The father of a Marine killed in Iraq won a damage suit against funeral protester Fred Phelps. Albert Snyder won on every count of his complaint against members of the Westboro Baptist Church, as well as $2.9 million for compensatory damages and $8 million for punitive damages.
The jury's announcement 24 hours after deliberations first began was met with tears and hugs from the family and supporters of Lance Cpl. Matthew Snyder, whose March 2006 funeral was protested by members of the Westboro Baptist Church with signs including "Thank God for dead soldiers."
But some critics warned the judgement against Phelps, while emotionally satisfying, dealt a blow against the Freedom of Speech.
The courtroom fight came down to whether Westboro had a legal right to demonstrate at the March 2006 funeral of Lance Cpl. Matthew Snyder or whether the protesters crossed the line because their message impugned the grieving family's reputation and unlawfully invaded the Snyders' privacy.

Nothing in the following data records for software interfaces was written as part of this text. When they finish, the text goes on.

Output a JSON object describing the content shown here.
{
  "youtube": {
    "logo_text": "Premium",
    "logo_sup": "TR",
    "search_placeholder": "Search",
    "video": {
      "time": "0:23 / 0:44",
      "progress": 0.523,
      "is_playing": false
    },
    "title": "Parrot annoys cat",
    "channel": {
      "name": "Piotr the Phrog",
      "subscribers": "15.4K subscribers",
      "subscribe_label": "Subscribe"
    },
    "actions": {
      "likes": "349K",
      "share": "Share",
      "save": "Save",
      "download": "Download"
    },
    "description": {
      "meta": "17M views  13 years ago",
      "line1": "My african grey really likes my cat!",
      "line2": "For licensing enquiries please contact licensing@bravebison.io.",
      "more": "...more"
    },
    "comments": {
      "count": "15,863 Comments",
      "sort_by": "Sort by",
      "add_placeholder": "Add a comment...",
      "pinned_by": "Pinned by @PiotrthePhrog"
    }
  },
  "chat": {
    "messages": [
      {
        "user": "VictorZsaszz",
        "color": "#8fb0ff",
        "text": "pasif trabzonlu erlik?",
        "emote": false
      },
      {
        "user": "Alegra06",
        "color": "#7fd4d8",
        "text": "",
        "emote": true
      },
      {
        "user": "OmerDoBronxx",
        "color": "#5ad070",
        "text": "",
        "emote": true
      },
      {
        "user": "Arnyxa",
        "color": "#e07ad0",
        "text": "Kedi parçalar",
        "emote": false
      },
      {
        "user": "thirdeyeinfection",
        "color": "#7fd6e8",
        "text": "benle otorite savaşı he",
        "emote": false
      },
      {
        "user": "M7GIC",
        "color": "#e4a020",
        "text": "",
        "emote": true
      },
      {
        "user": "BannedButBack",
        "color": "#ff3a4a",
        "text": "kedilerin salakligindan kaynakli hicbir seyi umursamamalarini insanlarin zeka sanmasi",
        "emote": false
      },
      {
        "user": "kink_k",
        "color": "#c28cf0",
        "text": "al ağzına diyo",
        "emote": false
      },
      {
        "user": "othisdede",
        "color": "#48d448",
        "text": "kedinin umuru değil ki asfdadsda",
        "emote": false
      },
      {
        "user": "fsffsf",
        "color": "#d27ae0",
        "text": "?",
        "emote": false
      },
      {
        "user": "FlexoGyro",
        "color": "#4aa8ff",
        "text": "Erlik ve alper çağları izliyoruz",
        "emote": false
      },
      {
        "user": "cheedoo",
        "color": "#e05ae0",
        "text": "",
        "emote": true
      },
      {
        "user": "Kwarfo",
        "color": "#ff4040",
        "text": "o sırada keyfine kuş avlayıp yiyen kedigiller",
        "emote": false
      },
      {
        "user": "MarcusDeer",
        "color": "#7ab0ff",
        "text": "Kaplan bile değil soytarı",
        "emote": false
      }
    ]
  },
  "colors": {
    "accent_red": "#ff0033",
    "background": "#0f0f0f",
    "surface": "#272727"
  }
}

It is always possible to construct contradictions between the claims of two competing rights. In this case it is between the rights to speech and privacy. Between Phelp's right to express his views and that of a father to grieve in piece. Society often rebalances the competing claims depending on the requirements of the time. Twenty two states enacted laws to prevent such disgusting displays without complete success, setting the stage for the court confrontation. Phelps should have seen it coming.